The first scholarly biographical study on one of the most fascinating figures in 20th century Christianity, who has been neglected for many years by professional historians.
Geoffrey Fisher worked to modernize the Church of England and to develop the worldwide Anglican Communion. His historic meeting with Pope John XXIII, his participation in national debates on the Suez Crisis and nuclear weapons, and his role in crowning Queen Elizabeth II made him a well-known figure in postwar Britain.
A short and accessible book that will be essential to both the professional scholar and the interested amateur who wish to gain a greater understanding of the Church of England and the Anglican Communion during the turbulent post-war period.
1. Formation: 1887-1932
2. Chester and London: 1932-1945
3. Archbishop of Canterbury, 1945-1961: The Church of England
4. Archbishop of Canterbury, 1945-1961: The Anglican Communion
5. Archbishop of Canterbury, 1945-1961: Ecumenical Outreach
6. Archbishop of Canterbury, 1945-1961: Church and State
7. Retirement: 1961-1972
Endorsements and Reviews
A superb portrait, it is the work of a historian of genuine distinction.
Andrew Chandler, George Bell Institute, University of Chichester
What a splendid book. Thought-provoking, exceedingly well written, wise and balanced in its account – not only of Fisher’s abilities and achievements but also of his deficiencies and missed opportunities, Hein’s work skillfully
blends biography and theological analysis with political, cultural, and social history.
David L. Holmes, College of William and Mary
Professor Hein has written a sensitive essay on Fisher … it will have had the beneficial result of bringing us to reappraise his contribution, and see him in a fresher light and perhaps with a greater degree of sympathy than his reputation has enjoyed thus far.

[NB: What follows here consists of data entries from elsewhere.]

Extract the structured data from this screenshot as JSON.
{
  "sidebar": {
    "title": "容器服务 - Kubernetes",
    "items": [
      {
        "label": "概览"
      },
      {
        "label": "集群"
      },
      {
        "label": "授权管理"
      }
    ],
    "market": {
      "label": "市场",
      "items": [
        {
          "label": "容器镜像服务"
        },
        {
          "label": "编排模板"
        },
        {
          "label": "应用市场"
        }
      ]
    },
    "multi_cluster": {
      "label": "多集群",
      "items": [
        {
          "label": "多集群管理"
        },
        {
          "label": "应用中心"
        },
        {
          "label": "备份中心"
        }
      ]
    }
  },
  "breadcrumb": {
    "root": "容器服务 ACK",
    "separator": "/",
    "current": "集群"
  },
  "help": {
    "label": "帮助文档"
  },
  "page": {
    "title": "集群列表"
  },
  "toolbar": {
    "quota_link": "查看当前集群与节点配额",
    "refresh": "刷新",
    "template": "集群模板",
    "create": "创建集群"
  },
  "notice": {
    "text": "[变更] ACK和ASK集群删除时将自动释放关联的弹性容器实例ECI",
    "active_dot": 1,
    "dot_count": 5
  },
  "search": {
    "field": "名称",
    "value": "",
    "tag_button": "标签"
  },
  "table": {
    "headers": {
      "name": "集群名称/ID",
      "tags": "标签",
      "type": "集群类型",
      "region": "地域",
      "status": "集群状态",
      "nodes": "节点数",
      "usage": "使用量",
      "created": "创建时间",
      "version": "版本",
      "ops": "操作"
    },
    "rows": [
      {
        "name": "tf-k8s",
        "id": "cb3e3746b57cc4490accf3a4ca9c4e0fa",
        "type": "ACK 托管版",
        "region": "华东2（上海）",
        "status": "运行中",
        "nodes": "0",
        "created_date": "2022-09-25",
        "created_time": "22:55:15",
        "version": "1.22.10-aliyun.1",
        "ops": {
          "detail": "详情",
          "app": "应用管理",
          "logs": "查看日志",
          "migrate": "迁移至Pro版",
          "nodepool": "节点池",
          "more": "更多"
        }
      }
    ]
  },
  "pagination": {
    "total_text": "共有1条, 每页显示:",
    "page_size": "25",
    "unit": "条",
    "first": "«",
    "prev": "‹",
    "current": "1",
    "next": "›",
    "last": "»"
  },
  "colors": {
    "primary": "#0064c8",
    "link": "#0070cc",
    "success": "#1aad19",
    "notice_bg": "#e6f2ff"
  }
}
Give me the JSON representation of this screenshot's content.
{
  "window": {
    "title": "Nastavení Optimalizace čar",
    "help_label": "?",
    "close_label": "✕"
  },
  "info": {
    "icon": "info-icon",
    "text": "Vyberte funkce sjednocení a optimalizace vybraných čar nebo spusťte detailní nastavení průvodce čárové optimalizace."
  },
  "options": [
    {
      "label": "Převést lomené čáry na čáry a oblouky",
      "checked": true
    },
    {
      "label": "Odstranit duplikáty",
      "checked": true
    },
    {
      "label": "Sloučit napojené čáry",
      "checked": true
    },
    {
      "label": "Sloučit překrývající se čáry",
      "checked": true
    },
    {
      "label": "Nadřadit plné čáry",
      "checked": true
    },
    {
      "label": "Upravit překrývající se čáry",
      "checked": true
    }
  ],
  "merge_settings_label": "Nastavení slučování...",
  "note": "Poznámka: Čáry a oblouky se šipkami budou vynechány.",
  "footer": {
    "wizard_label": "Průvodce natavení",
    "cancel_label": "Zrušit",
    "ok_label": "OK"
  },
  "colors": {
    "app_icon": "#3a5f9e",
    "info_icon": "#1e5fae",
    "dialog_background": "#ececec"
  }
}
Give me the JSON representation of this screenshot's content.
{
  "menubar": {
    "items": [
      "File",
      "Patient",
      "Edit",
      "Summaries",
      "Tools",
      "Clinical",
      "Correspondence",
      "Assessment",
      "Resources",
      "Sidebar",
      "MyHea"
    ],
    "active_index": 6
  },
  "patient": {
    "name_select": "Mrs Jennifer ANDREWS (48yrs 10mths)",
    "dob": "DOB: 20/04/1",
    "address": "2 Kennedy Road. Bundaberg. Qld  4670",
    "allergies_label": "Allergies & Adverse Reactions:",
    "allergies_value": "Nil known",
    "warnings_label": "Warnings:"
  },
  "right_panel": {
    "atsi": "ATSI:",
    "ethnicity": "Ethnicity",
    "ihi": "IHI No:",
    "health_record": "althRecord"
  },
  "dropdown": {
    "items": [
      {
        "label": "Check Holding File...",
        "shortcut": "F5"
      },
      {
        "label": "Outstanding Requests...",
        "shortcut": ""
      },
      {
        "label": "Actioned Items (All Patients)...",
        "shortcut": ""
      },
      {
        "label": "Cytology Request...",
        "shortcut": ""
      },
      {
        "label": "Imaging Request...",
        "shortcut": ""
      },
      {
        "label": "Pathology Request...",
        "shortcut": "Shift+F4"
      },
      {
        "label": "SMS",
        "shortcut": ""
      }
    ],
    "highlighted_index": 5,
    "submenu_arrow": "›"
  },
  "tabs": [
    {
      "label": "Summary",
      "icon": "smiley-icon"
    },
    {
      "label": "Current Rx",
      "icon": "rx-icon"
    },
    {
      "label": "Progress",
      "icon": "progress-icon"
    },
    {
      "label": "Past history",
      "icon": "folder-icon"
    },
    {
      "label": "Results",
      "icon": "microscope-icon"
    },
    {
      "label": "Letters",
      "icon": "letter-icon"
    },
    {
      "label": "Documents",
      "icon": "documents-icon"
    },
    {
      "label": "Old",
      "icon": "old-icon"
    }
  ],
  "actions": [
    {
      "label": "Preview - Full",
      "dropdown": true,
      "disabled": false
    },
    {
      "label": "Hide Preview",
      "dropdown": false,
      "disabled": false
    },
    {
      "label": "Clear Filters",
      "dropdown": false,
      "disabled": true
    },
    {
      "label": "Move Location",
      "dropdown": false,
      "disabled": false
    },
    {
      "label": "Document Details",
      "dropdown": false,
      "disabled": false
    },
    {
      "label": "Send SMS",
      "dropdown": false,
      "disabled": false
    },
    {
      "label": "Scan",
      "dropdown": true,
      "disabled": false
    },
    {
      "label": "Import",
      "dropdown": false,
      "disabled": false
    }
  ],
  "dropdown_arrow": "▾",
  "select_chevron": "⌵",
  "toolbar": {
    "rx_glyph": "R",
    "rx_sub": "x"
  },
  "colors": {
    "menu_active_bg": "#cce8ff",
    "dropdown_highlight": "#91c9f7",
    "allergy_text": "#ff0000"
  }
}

Compiled with a scholar’s attention to detail. It is immensely readable, with plenty of good stories and succinct summings-up. … Hein covers clearly and concisely all the great issues of Church and State with which Fisher had to deal.
This volume should find its way on to the shelf of every priest’s study as it both informs and enriches our understanding about a crucial period of Anglican and ecumenical history.
John A. Moses, in Journal of Religious History
In a lively and well written portrait Hein succeeds in giving us some understanding of what made Fisher ‘tick’ and the work pulls no punches about its subject’s shortcomings. … The work has many merits and it is a good starting point for an introduction to Fisher’s life and thought.
Oliver P. Rafferty, in The Heythrop Journal, Vol 53:6